Friday, May 11, 2012

Environmentalists claim oil sands mainly foreign owned

ForestEthics Advocacy, a spinoff of an environmental charity, has released a report saying that 71% of all the companies in the Fort McMurray area are foreign. It doesn't say "oil companies" but it's implied, although I suppose they could be including things like Walmart and McDonald's. They also say that the oil sands only employ 118,000 people in Canada, out of a total workforce of something like 17.5 million people.

ForestEthics' claims seem to be in direct response to the federal governments "crackdown" on foreign funding of environmental activist groups being classified as charities. The reason ForestEthics Advocacy was spun off of the original group, in fact, was so that the main group could continue to be listed as a charity and the new group could conduct advocacy work.

The Canadian Association of Petroleum Producers (CAPP) disagrees with the analysis, as do I, as outlined after the break.
CAPP estimates that 60% of oil sands companies are Canadian controlled, which they define as having most of their employees and board in Canada and making most of their decisions in Canada. He points out that although oil sands employment may be similar to what ForestEthics says, that overall oil and gas employment in Canada is more than half a million people. Not clear if he means direct employment excluding the oil sands or not.

My view is that these comparisons of how many companies are foreign is largely meaningless. You can't count the number of companies that are Canadian and those that are foreign and expect to have a good view of the overall system, because the companies vary enormously in size and the investments they've made. If you were to calculate company contribution to oil sand production, I expect you would get a sample far more weighted towards Canadian companies, because large established Canadian producers like Suncor, Syncrude (a JV owned in large part by Canadian companies), Cenovus and MEG, would dominate. The only foreign companies that come to mind as big bitumen producers at the moment are Devon, ConocoPhillips and Imperial. And maybe Shell with Albian. There are plenty of foreign firms that have little or no oil sands production at this time, like StatOil, CNOOC, JACOS, Total and so on. There are also plenty of little Canadian companies not producing very much.

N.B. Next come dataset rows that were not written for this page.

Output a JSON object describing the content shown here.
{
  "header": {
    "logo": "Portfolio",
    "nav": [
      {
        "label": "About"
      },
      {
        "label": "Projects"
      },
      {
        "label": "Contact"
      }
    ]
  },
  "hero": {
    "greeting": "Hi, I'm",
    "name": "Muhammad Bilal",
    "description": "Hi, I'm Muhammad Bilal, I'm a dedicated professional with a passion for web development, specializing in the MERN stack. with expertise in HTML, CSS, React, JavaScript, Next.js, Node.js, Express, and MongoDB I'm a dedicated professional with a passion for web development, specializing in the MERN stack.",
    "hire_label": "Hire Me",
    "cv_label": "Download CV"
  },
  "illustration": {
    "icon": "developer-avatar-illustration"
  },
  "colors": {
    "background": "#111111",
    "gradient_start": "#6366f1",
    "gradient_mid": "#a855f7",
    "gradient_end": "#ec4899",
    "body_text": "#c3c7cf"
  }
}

So I don't think 71% is anything near realistic. But even if it was a high number, I think it's foolish to see foreign ownership as a bad thing. These companies pay Canadian taxes and royalties and employ thousands of Canadians. More to the point, they invest vast amounts of capital into our economy, and provide technology and expertise. If Canada were to ban foreign ownership of oil and gas companies it would have the effect of slowing the industry's expansion to a crawl. Like examples of nationalization around the world, such as in  Mexico or Venezuela, removing foreign capital and know-how can have a devastating effect on oil production. Further, how could we expect Canadian companies to operate in other people's countries when we bar them from our own?

1 comment:

  1. Drunken MonkeyMay 11, 2012 11:43 pm

    Obviously ignores the larges portion of oil sands supported employment, also known as the spin off jobs, such as the entire town of Fort McMurray (health care, education, law enforcement, criminal justice, banking,...), most of Edmonton, Calgary and Fort Saskatchewan.

    Other examples would include environmental opposition groups. Did ForestEthics Advocacy include themselves under the employed column?